But there’s another aspect of redistricting that matters a lot more.
It’s fundamental to the rights of citizens to have their voices heard – which pretty much means it’s fundamental to democracy. Period.
District lines dictate whether communities are able to elect the officials of their choice, which in turn determines whether their values are represented whenever that official votes on legislation.
In Texas, standards for redrawing district boundaries are guided by two overriding concerns — legal compliance with the U.S. Voting Rights Act, and respect for established and recognized communities of interest.
If these two concerns take priority – and folks in the Capitol can resist the temptations of partisan fights and political land grabs – then Austinites and Texans generally will realize the process as it, arguably, was intended.
The seat I currently serve in – Texas Senate District 14 – demonstrates how important both of these principles will be over the next few months.
Austin and Travis County have for decades served as the core of District 14. Even before my longtime home had enough people to contain an entire Senate district, it provided the most population and the most votes in the district.
Over the last 20 years, Travis County has grown rapidly, and the district now includes most of the City of Austin.
So let’s be clear – this is Austin and Travis County’s seat, which ensures this area is represented in the Texas Senate.

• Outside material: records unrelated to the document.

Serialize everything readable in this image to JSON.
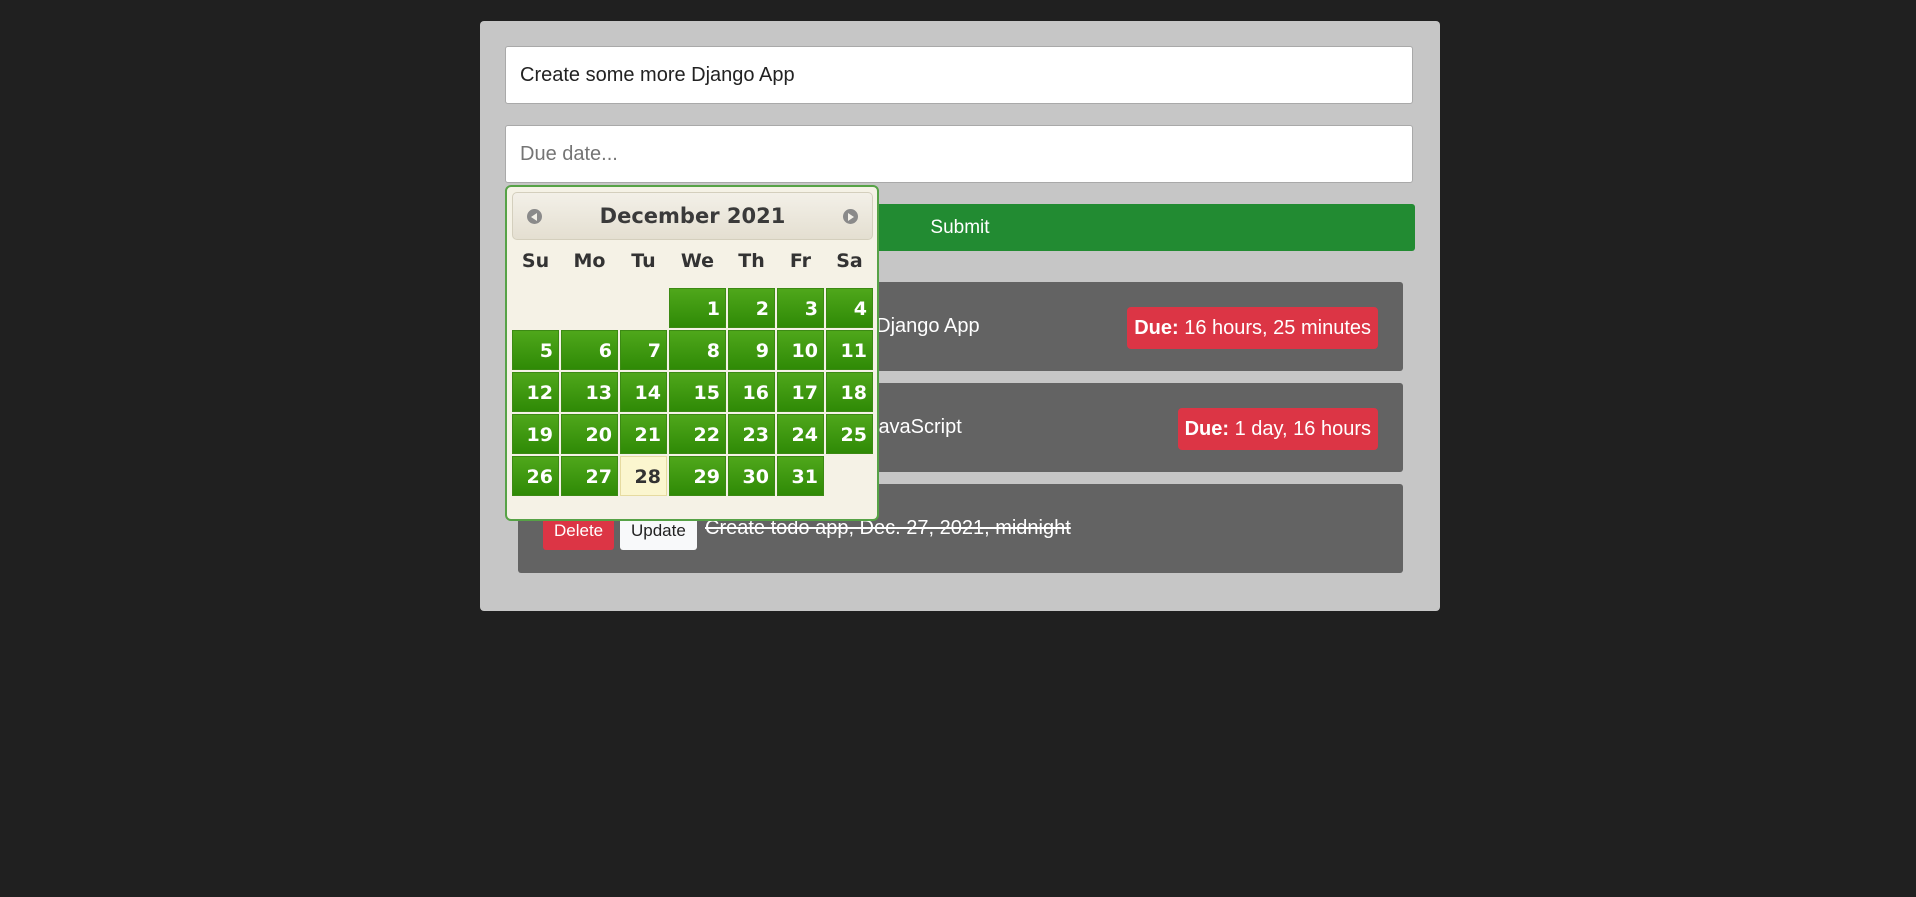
{
  "form": {
    "title_value": "Create some more Django App",
    "due_placeholder": "Due date...",
    "submit_label": "Submit"
  },
  "todos": [
    {
      "text": "Create some more Django App",
      "due_label": "Due:",
      "due_value": "16 hours, 25 minutes"
    },
    {
      "text": "Learn more about JavaScript",
      "due_label": "Due:",
      "due_value": "1 day, 16 hours"
    },
    {
      "text": "Create todo app, Dec. 27, 2021, midnight",
      "delete_label": "Delete",
      "update_label": "Update"
    }
  ],
  "datepicker": {
    "month_title": "December 2021",
    "weekdays": [
      "Su",
      "Mo",
      "Tu",
      "We",
      "Th",
      "Fr",
      "Sa"
    ],
    "weeks": [
      [
        "",
        "",
        "",
        "1",
        "2",
        "3",
        "4"
      ],
      [
        "5",
        "6",
        "7",
        "8",
        "9",
        "10",
        "11"
      ],
      [
        "12",
        "13",
        "14",
        "15",
        "16",
        "17",
        "18"
      ],
      [
        "19",
        "20",
        "21",
        "22",
        "23",
        "24",
        "25"
      ],
      [
        "26",
        "27",
        "28",
        "29",
        "30",
        "31",
        ""
      ]
    ],
    "highlighted_day": "28"
  },
  "colors": {
    "page_bg": "#202020",
    "panel_bg": "#c6c6c6",
    "submit_green": "#228b32",
    "badge_red": "#dc3545",
    "day_green": "#3c9a10",
    "today_bg": "#fbf6cf"
  }
}
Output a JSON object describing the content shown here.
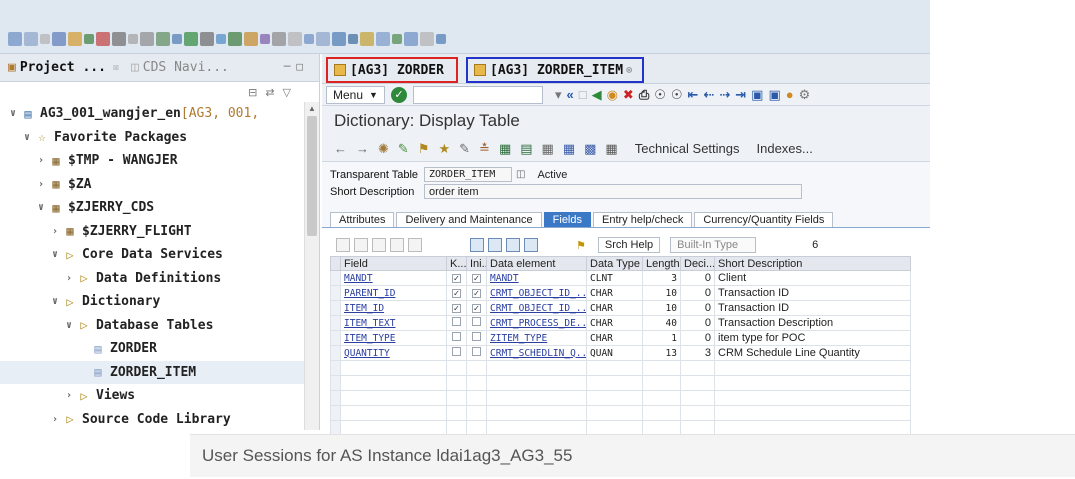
{
  "colors": {
    "accent_red": "#d22222",
    "accent_blue": "#2233cc",
    "active_tab": "#3b78c6"
  },
  "project_panel": {
    "tabs": [
      {
        "label": "Project ...",
        "icon": "project-explorer-icon",
        "close": "☒",
        "active": true
      },
      {
        "label": "CDS Navi...",
        "icon": "cds-navigator-icon",
        "active": false
      }
    ],
    "tree": [
      {
        "label": "AG3_001_wangjer_en",
        "sub": " [AG3, 001,  ",
        "icon": "abap-project-icon",
        "expanded": true,
        "indent": 0
      },
      {
        "label": "Favorite Packages",
        "icon": "star-icon",
        "expanded": true,
        "indent": 1
      },
      {
        "label": "$TMP - WANGJER",
        "icon": "package-icon",
        "expanded": false,
        "indent": 2
      },
      {
        "label": "$ZA",
        "icon": "package-icon",
        "expanded": false,
        "indent": 2
      },
      {
        "label": "$ZJERRY_CDS",
        "icon": "package-icon",
        "expanded": true,
        "indent": 2
      },
      {
        "label": "$ZJERRY_FLIGHT",
        "icon": "package-icon",
        "expanded": false,
        "indent": 3
      },
      {
        "label": "Core Data Services",
        "icon": "folder-icon",
        "expanded": true,
        "indent": 3
      },
      {
        "label": "Data Definitions",
        "icon": "folder-icon",
        "expanded": false,
        "indent": 4
      },
      {
        "label": "Dictionary",
        "icon": "folder-icon",
        "expanded": true,
        "indent": 3
      },
      {
        "label": "Database Tables",
        "icon": "folder-icon",
        "expanded": true,
        "indent": 4
      },
      {
        "label": "ZORDER",
        "icon": "table-icon",
        "expanded": null,
        "indent": 5
      },
      {
        "label": "ZORDER_ITEM",
        "icon": "table-icon",
        "expanded": null,
        "indent": 5,
        "selected": true
      },
      {
        "label": "Views",
        "icon": "folder-icon",
        "expanded": false,
        "indent": 4
      },
      {
        "label": "Source Code Library",
        "icon": "folder-icon",
        "expanded": false,
        "indent": 3
      }
    ]
  },
  "editor": {
    "tabs": [
      {
        "label": "[AG3] ZORDER"
      },
      {
        "label": "[AG3] ZORDER_ITEM"
      }
    ],
    "menu_label": "Menu",
    "title": "Dictionary: Display Table",
    "toolbar_links": [
      "Technical Settings",
      "Indexes..."
    ],
    "header": {
      "table_type_label": "Transparent Table",
      "table_name": "ZORDER_ITEM",
      "status": "Active",
      "short_desc_label": "Short Description",
      "short_desc": "order item"
    },
    "subtabs": [
      "Attributes",
      "Delivery and Maintenance",
      "Fields",
      "Entry help/check",
      "Currency/Quantity Fields"
    ],
    "active_subtab": "Fields",
    "grid_toolbar": {
      "srch_help": "Srch Help",
      "builtin_type": "Built-In Type",
      "count": "6"
    },
    "columns": [
      "Field",
      "K...",
      "Ini...",
      "Data element",
      "Data Type",
      "Length",
      "Deci...",
      "Short Description"
    ],
    "rows": [
      {
        "field": "MANDT",
        "key": true,
        "init": true,
        "dtel": "MANDT",
        "type": "CLNT",
        "length": "3",
        "dec": "0",
        "desc": "Client"
      },
      {
        "field": "PARENT_ID",
        "key": true,
        "init": true,
        "dtel": "CRMT_OBJECT_ID_...",
        "type": "CHAR",
        "length": "10",
        "dec": "0",
        "desc": "Transaction ID"
      },
      {
        "field": "ITEM_ID",
        "key": true,
        "init": true,
        "dtel": "CRMT_OBJECT_ID_...",
        "type": "CHAR",
        "length": "10",
        "dec": "0",
        "desc": "Transaction ID"
      },
      {
        "field": "ITEM_TEXT",
        "key": false,
        "init": false,
        "dtel": "CRMT_PROCESS_DE...",
        "type": "CHAR",
        "length": "40",
        "dec": "0",
        "desc": "Transaction Description"
      },
      {
        "field": "ITEM_TYPE",
        "key": false,
        "init": false,
        "dtel": "ZITEM_TYPE",
        "type": "CHAR",
        "length": "1",
        "dec": "0",
        "desc": "item type for POC"
      },
      {
        "field": "QUANTITY",
        "key": false,
        "init": false,
        "dtel": "CRMT_SCHEDLIN_Q...",
        "type": "QUAN",
        "length": "13",
        "dec": "3",
        "desc": "CRM Schedule Line Quantity"
      }
    ]
  },
  "sessions_title": "User Sessions for AS Instance ldai1ag3_AG3_55"
}
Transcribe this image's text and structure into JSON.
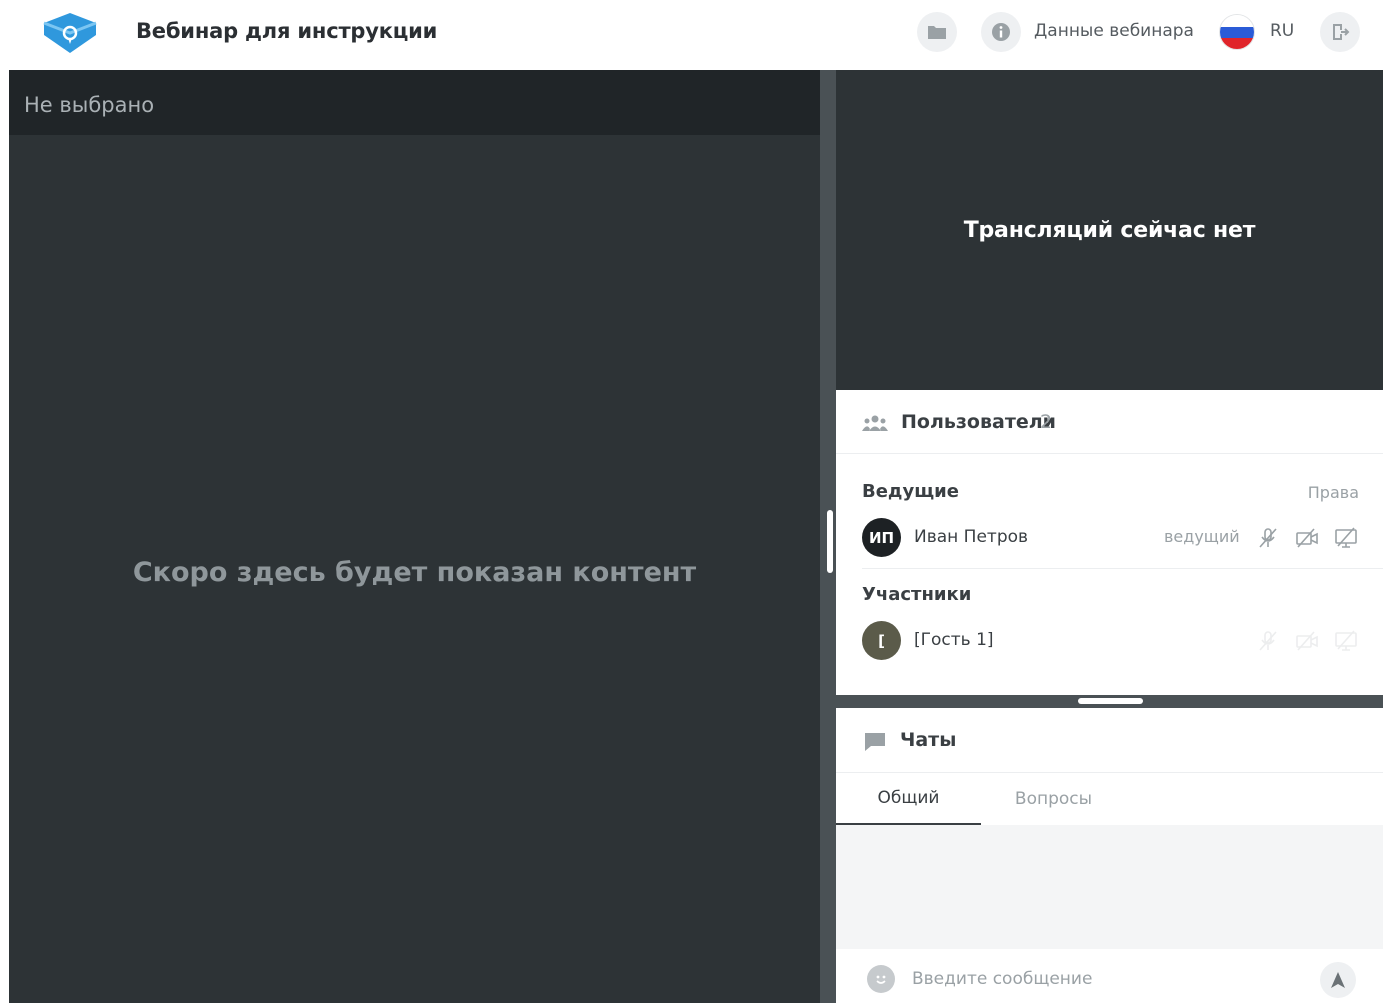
{
  "header": {
    "title": "Вебинар для инструкции",
    "webinar_data_label": "Данные вебинара",
    "language": "RU",
    "icons": {
      "logo": "app-logo",
      "folder": "folder-icon",
      "info": "info-icon",
      "flag": "russia-flag-icon",
      "exit": "exit-icon"
    }
  },
  "content": {
    "selection_label": "Не выбрано",
    "placeholder": "Скоро здесь будет показан контент"
  },
  "broadcast": {
    "status": "Трансляций сейчас нет"
  },
  "users": {
    "title": "Пользователи",
    "count": "2",
    "hosts_section": "Ведущие",
    "rights_label": "Права",
    "hosts": [
      {
        "initials": "ИП",
        "name": "Иван Петров",
        "role": "ведущий"
      }
    ],
    "participants_section": "Участники",
    "participants": [
      {
        "initials": "[",
        "name": "[Гость 1]"
      }
    ]
  },
  "chats": {
    "title": "Чаты",
    "tabs": [
      {
        "label": "Общий",
        "active": true
      },
      {
        "label": "Вопросы",
        "active": false
      }
    ],
    "input_placeholder": "Введите сообщение"
  },
  "colors": {
    "dark_bg": "#2d3336",
    "header_dark": "#202528",
    "logo_blue": "#3aa0e0",
    "flag_blue": "#2a5bd7",
    "flag_red": "#e0242a"
  }
}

Very importantly, the minority population in Senate District 14 has grown in numbers and influence. Currently, Hispanics, African-Americans and other minority residents make up more than 50 percent of the population.
Year after year, these voters have elected their candidate of choice. Before me, former Senator Gonzalo Barrientos won against well-funded opponents on the strength of minority voters. There’s no question that my service in the Senate also depends on my continuing to be the candidate of choice of minority voters.
Of course, our district is also held together by our shared interests, shared assets, shared points of view, and our ability to work together successfully. That means our neighborhoods consistently come together to form a unique and effective community of interest.
We see the results. Hispanic, African-American and integrated neighborhoods unite to elect a diverse slate of public office holders – planning and passing initiatives that make our community stronger.
What does that mean in terms of redistricting?
First, the Department of Justice has made clear that in districts like ours, where minority voters have the strength and numbers to elect their candidate of choice, it would violate the Voting Rights Act to change boundaries in ways that reduce those voters’ strength. (But don’t take my word for it. In 2001, when Texas asked the Department of Justice to approve District 14’s current lines, the state noted the growing strength of the minority vote as justification for the boundaries.)
Second, our distinct – and its effective community of interest – has been recognized and reflected for decades in previous redistricting plans that have been approved by the state.
So redistricting doesn’t have to be a battle this session. Legislators just need to follow the law, recognize our diversity and our voting strength, and respect the community of interest that we’ve all worked so hard to build and protect.
Unfortunately, there are some pretty partisan folks out there who probably wouldn’t mind turning redistricting into a blood sport. It certainly has been that before. And let’s face it: our voting strength and unity could be viewed as political threats to some partisan interests.
But if redistricting does get ugly, we can’t turn away or hide until it’s all over. No, we’ll do as we always do — come together with a united voice to defend each other and to protect our community.
Luckily, the facts and the law are on our side.